Detasseling Corn

Growing up in SE Indiana, detasseling corn was one of the few summer jobs available and I did it for several summers.

For all of you city folk who have no idea what I am talking about:

Corn detasseling is the crucial last step in producing hybrid corn seed. It involves removing the pollen-producing top part of the plant, the tassel, so the corn can't pollinate itself. Instead, pollen from another variety of corn grown in the same field is carried by the wind, pollinating the detasseled corn. The result is corn that bears the genetic characteristics of both varieties and can produce healthier crops with higher yields. Despite technological advances in agriculture, detasseling is still a task that for the most part is done by hand.

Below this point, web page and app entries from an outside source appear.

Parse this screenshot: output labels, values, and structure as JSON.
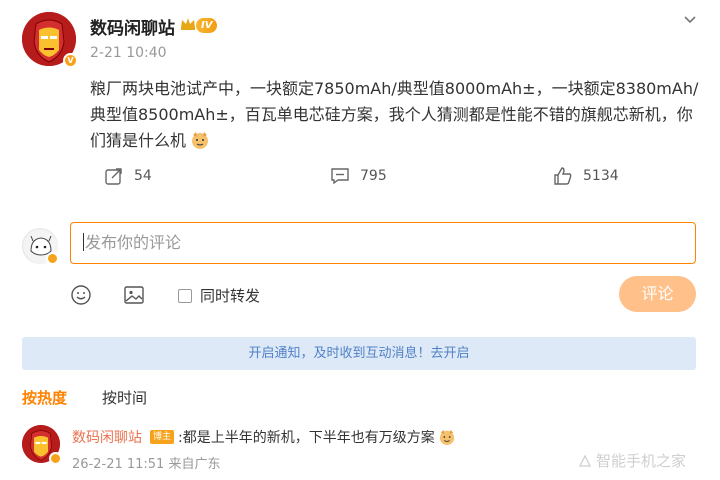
{
  "post": {
    "author": "数码闲聊站",
    "level": "IV",
    "verified_badge": "V",
    "time": "2-21 10:40",
    "content": "粮厂两块电池试产中，一块额定7850mAh/典型值8000mAh±，一块额定8380mAh/典型值8500mAh±，百瓦单电芯硅方案，我个人猜测都是性能不错的旗舰芯新机，你们猜是什么机",
    "emoji_icon": "doge-icon",
    "menu_icon": "chevron-down-icon"
  },
  "actions": {
    "repost_count": "54",
    "comment_count": "795",
    "like_count": "5134"
  },
  "compose": {
    "placeholder": "发布你的评论",
    "sync_label": "同时转发",
    "submit_label": "评论",
    "emoji_icon": "smile-icon",
    "image_icon": "image-icon"
  },
  "banner": {
    "text": "开启通知，及时收到互动消息！去开启"
  },
  "sort_tabs": {
    "hot": "按热度",
    "time": "按时间"
  },
  "comment": {
    "author": "数码闲聊站",
    "tag": "博主",
    "text": ":都是上半年的新机，下半年也有万级方案",
    "meta": "26-2-21 11:51 来自广东"
  },
  "watermark": {
    "text": "智能手机之家"
  },
  "colors": {
    "accent": "#ff8200",
    "author_link": "#eb7350",
    "banner_bg": "#dde9f7",
    "banner_text": "#5081c6",
    "submit_disabled": "#ffc089"
  }
}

Detasselers all wear pretty much the same uniform at work. Gloves protect the hands, hats guard against sunburn (though I wore a visor so my hair would bleach in the sun). And despite the heat, nearly everyone wears a bandana around the neck, a long-sleeved shirt and long pants, all to avoid getting cut up by the corn leaves and corn rash.

You get up before the sun comes up, meet and get on the yellow school bus that takes you to the field. You know that your first 10 steps into the corn are going to be anything but pleasant because it's full of dew. You're wet head-to-toe no matter what you're wearing. The corn is tall, you're walking through mud or dry deep ridges and engaged in repetitive physical exertion for the next 10 hours. In the morning, it's wet and chilly. By 10 a.m., steam is rising from the field. By noon it's hot, and by three, it's extremely hot and you're exhausted.

It's hard, sweaty work that requires you to keep your head looking up for hours at a time. It's lonely work if you're ahead of or behind your co-workers. All you hear is chirping and screeching of bugs and birds, and all you see are rows of corn above your head, and you begin to panic and think they've all left. It's just you and the corn.

I remember saying over and over, “I can do all things through Christ who strengthens me…I can do all things through Christ who strengthens me.” Just to get to the end of the row and get a little cup of cool water.
My boss was also my high school counselor and I respected him greatly. I wanted to do a good job to please him. I wanted him to look good for his boss…the owner of the field. I worked hard not to leave behind a single tassel.

As horribly hard as this job was, I still got up the next day before dawn to do it all over. And then I would still do it again the next year.

To this day, it is the hardest job I ever had. Housework and cleaning toilets seem like a promotion by comparison.

What does all of this talk of detasseling corn have to do with anything? I had the same thoughts and experience these last 4 weeks. Taking in 2 more children bringing the number to 9 ages 11 and under was quite hard. The children themselves were behaviorally challenged. Add to that lice, sickness and then Neil and I getting sick Christmas Eve…sometimes all I could say was, “I can do all things through Christ who strengthens me” over and over!

Yet I didn’t want to let Jesus down. I wanted to hug these children for Him. I wanted to love and teach them well. One step at a time. He always had a cool cup of water waiting for me at the end of the row…uhh day. ☺

It was hard and yet I will probably do it again. The children heard the story of Christmas for the first time in their lives. They experienced love and stability and safety. Maybe this is what Christmas is supposed to be about.

Maybe it’s not about me. Me sitting with eggnog looking at the tree in quiet…me being able to listen to Christmas music to my heart’s content…me not doing 5 loads of laundry a day…me not being sick…me not getting enough rest…me me me me me…

It was about the children. Making lots of cookies. Teaching them to sing the Christmas Carols about Jesus. Lighting Advent candles every night and reading the Christmas story…one door at a time. (We have a great Advent book!) Praying.

I talked a lot more to my Father. Had a lot of deep heart and soul searching late at night and early in the morning. Doing the next thing. Doing it for my God. He is so worthy and glorious. What in this life compares?

Tuesday, December 18, 2007

Happy Birthday

Today is John David's birthday. Just thinking about him. Happy Birthday to you John David! He is part of a family who is very special to Neil and me.